Given information below:

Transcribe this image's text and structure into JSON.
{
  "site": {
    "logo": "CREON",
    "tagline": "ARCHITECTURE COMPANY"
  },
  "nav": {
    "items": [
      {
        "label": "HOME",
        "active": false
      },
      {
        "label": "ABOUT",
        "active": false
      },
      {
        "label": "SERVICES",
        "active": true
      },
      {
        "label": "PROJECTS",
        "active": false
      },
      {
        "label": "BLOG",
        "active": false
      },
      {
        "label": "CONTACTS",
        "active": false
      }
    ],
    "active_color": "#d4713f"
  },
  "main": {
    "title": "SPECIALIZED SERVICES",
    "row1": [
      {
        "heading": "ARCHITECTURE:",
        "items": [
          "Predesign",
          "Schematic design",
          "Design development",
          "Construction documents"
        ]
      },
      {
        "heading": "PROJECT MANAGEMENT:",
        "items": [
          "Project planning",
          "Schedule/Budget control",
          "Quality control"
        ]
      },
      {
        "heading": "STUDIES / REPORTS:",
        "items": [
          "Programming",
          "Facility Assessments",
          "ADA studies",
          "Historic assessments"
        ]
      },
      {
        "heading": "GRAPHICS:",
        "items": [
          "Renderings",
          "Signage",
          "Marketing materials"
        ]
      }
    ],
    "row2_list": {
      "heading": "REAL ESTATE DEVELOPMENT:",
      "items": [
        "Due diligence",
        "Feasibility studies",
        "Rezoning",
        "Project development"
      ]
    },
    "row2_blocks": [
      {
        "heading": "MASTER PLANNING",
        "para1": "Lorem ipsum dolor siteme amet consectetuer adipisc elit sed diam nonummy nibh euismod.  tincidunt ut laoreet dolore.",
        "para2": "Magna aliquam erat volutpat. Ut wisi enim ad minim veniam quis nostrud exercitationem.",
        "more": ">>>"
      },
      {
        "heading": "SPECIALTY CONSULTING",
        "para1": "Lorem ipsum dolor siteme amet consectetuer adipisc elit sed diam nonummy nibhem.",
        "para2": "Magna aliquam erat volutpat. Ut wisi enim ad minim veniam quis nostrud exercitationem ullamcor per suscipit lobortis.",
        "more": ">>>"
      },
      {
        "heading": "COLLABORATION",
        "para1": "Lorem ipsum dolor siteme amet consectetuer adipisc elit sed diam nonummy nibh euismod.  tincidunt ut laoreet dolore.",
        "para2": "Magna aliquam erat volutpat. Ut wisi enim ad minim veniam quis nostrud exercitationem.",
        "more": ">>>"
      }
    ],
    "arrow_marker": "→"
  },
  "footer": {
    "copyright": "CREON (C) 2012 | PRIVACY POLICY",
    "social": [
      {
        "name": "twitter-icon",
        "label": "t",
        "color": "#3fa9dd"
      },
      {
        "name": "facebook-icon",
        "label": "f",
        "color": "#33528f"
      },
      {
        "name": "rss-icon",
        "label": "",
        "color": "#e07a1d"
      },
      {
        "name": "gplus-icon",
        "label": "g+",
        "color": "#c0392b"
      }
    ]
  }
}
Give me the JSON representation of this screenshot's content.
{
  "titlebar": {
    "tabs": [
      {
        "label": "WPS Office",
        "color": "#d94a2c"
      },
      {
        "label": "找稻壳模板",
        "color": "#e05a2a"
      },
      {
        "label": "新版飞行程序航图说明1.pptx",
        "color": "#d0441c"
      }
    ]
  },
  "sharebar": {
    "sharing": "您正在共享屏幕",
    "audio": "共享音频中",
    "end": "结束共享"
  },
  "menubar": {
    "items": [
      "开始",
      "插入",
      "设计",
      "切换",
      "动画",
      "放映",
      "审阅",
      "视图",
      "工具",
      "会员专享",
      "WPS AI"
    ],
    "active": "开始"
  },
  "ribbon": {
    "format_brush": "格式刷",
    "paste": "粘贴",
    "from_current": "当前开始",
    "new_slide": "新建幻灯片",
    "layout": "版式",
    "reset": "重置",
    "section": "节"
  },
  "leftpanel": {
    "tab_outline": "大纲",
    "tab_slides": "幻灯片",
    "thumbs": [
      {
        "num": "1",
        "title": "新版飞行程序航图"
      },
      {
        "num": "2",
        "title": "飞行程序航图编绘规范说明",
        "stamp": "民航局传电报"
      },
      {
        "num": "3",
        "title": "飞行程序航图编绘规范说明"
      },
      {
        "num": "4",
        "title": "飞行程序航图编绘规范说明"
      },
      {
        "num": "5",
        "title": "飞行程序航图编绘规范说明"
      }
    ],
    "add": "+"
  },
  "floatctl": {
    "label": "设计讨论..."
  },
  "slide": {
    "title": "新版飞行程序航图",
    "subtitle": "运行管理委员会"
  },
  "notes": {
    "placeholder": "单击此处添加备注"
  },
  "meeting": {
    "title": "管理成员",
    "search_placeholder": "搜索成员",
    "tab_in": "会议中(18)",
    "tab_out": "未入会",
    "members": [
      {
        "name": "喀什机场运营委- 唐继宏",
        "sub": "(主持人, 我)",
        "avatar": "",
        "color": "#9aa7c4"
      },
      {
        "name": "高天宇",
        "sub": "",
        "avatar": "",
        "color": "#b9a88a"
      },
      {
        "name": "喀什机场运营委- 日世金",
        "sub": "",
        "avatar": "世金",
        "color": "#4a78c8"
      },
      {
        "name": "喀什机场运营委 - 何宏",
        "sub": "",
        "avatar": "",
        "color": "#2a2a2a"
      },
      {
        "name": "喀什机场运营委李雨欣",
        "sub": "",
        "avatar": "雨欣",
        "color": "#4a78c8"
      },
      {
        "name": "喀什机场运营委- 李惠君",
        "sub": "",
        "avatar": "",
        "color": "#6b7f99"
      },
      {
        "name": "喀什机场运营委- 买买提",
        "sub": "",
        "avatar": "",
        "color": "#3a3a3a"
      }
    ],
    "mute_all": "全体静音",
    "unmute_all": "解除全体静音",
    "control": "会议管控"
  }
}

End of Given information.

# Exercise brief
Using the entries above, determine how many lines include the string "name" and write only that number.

# Task solution
11